For me, New York has always been a city of unpredictability. You can never guess what's going to happen next.

For the two hours I climb on stage, I become the schoolboy. But as soon as it is over, I get off stage and go home and get told to wipe my feet before I come in.

For myself, I keep writing. I've got to do something. I can't sit on my hands and do nothing.

I think the '60s was a great time for music, especially for rock and roll. It was the era of The Beatles, of The Stones, and then later on The Who and Zeppelin. But at one point in the '70s, it just kind of became... mellow.

I remember one of the first gigs I played with that amp was at a local church. They wanted someone to fill in with the guitar and my friend say, 'Ah, he can play.' And so I dragged the amplifier down and started playing and everybody started yelling 'turn it down!'

We knew when we started we wouldn't be accepted overnight, that it was going to be a long haul.

We always try to get new songs. That's what AC/DC has always been about. You can listen to what we do, and you can go, 'Well, it's AC/DC, but it's a new song.' So that's what we've always tried to achieve. So we've always got that style.

My ambition was just to be able to play guitar.

I plug into a lot of old rock & roll. Chuck Berry, Buddy Holly, Little Richard, Jerry Lee Lewis - I love all that stuff.

I wouldn't know any newer bands. We're past the pimple stage.

There's more to playing the guitar than being able to split your legs.

I'm constantly surprised when people say, 'But you haven't changed!' It's like saying, 'You've got a wheel. Now why don't you make it a square?'

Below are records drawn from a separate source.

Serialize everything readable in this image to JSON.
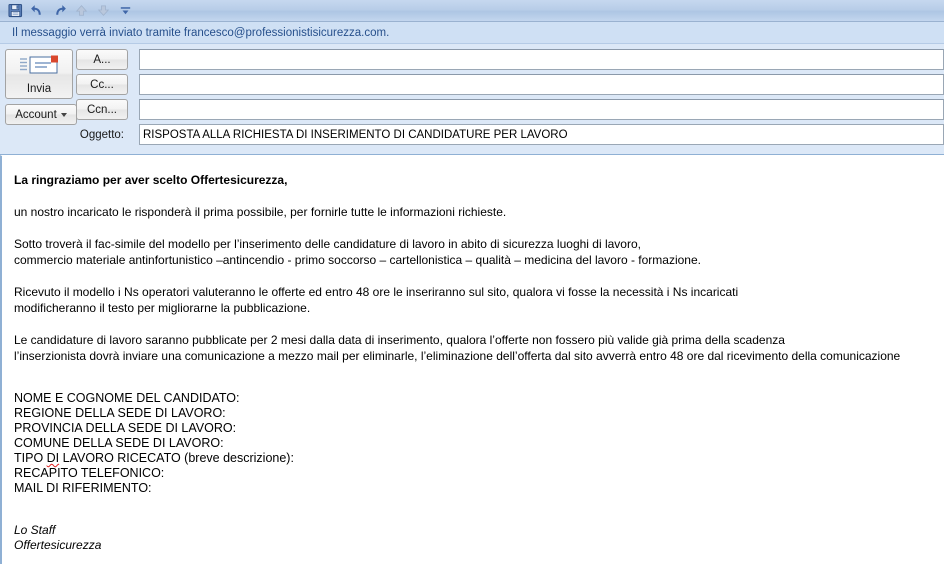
{
  "toolbar": {
    "buttons": [
      {
        "name": "save-icon",
        "label": "Salva",
        "enabled": true
      },
      {
        "name": "undo-icon",
        "label": "Annulla",
        "enabled": true
      },
      {
        "name": "redo-icon",
        "label": "Ripeti",
        "enabled": true
      },
      {
        "name": "previous-icon",
        "label": "Precedente",
        "enabled": false
      },
      {
        "name": "next-icon",
        "label": "Successivo",
        "enabled": false
      },
      {
        "name": "customize-toolbar-icon",
        "label": "Personalizza",
        "enabled": true
      }
    ]
  },
  "infobar": {
    "text": "Il messaggio verrà inviato tramite francesco@professionistisicurezza.com."
  },
  "compose": {
    "send_label": "Invia",
    "account_label": "Account",
    "to_label": "A...",
    "cc_label": "Cc...",
    "bcc_label": "Ccn...",
    "to_value": "",
    "cc_value": "",
    "bcc_value": "",
    "subject_label": "Oggetto:",
    "subject_value": "RISPOSTA ALLA RICHIESTA DI INSERIMENTO DI CANDIDATURE PER LAVORO"
  },
  "message": {
    "greeting": "La ringraziamo per aver scelto Offertesicurezza,",
    "para1": "un nostro incaricato le risponderà il prima possibile, per fornirle tutte le informazioni richieste.",
    "para2_line1": "Sotto troverà il fac-simile del modello per l’inserimento delle candidature di lavoro in abito di sicurezza luoghi di lavoro,",
    "para2_line2": "commercio materiale antinfortunistico –antincendio - primo soccorso – cartellonistica – qualità – medicina del lavoro - formazione.",
    "para3_line1": "Ricevuto il modello i Ns operatori valuteranno le offerte ed entro 48 ore le inseriranno sul sito, qualora vi fosse la necessità i Ns incaricati",
    "para3_line2": "modificheranno il testo per migliorarne la pubblicazione.",
    "para4_line1": "Le candidature di lavoro saranno pubblicate per 2 mesi dalla data di inserimento, qualora l’offerte non fossero più valide già prima della scadenza",
    "para4_line2": "l’inserzionista dovrà inviare una comunicazione a mezzo mail per eliminarle, l’eliminazione dell’offerta dal sito avverrà entro 48 ore dal ricevimento della comunicazione",
    "form_fields": [
      "NOME E COGNOME DEL CANDIDATO:",
      "REGIONE DELLA SEDE DI LAVORO:",
      "PROVINCIA DELLA SEDE DI LAVORO:",
      "COMUNE DELLA SEDE DI LAVORO:",
      "TIPO DI LAVORO RICECATO (breve descrizione):",
      "RECAPITO TELEFONICO:",
      "MAIL DI RIFERIMENTO:"
    ],
    "field_tipo_prefix": "TIPO ",
    "field_tipo_misspelled": "DI",
    "field_tipo_suffix": " LAVORO RICECATO (breve descrizione):",
    "signature_line1": "Lo Staff",
    "signature_line2": "Offertesicurezza"
  },
  "colors": {
    "toolbar_top": "#c6d8ef",
    "infobar_bg": "#cfe0f4",
    "infobar_text": "#27508c",
    "header_bg": "#dce8f7",
    "border_blue": "#8fb0d4",
    "spellcheck_red": "#e02020"
  }
}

We're not the prettiest bunch of animals in the world.

We played by feel. We felt as though you could put us on any stage, and we would find a way to win that crowd over. We had that attitude: We can't fail. You might not like it right now, but you will.

The hardcore fans have hung with us because they go, 'Hey, they don't disappoint.' And we stick to that style.

In the real world, people just get on with their lives. And that's where AC/DC come in.

I've heard people say all our music sounds the same, but it's usually just the people who don't like us who say it.

If you know what you do well and stick to that, I think you can appeal to the different generations. You can strike a chord with them. I've got the brain of a teenager anyway.

I'm sick to death of people saying we've made 11 albums that sounds exactly the same, Infact, we've made 12 albums that sound exactly the same.

We've always been quite clear about how we want the songs to sound. If we can imagine the song being played at a party, and it gets people tapping their feet, then it's in.

It doesn't take much for anyone to pick up anything I play - it's quite simple. I go for a good song. And if you hear a good song, you don't dissect it - you just listen, and every bit seems right.

I never bothered with cars. I was probably one of the few kids in school who didn't run around with hot-rod magazines. As I would be at home fiddling with my guitar, they would be fiddling with a car engine.

The guitar can go at a scream. It can yell at you.

You've got to love what you do. You've got to like doing it, because it is a lot of your life.

I always liked the double cutaway. It looked like two horns. It's like a red devil. So I went to the guitar shop, saw an SG that was sitting there looking rather lonely, and said, 'Hey, that's for me.'

Hearing a lot of early rock n' roll records from a very young age was a huge influence.

We just stuck to what we did best. Maybe that's why people plug into us and go 'They never change.' We're reliable. A bit like old shoes.

The places we'd play were full of bikers, brawlers, and drinkers coming off a day of work looking for a good time, and all these guys would be looking at me like Hannibal Lecter looking at his next victim.

When I'm on stage the savage in me is released. It's like going back to being a cave man. It takes me six hours to come down after a show.

There are all sorts of cute puppy dogs, but it doesn't stop people from going out and buying Dobermans.

A lot of people say, 'AC/DC - that's the band with the little guy who runs around in school shorts!'

I have the Internet, but the first that happens with it is my machine will crash. I get by when it's operating. What would I know about updating?

When we grew up, Australia was the land of opportunity; it really was.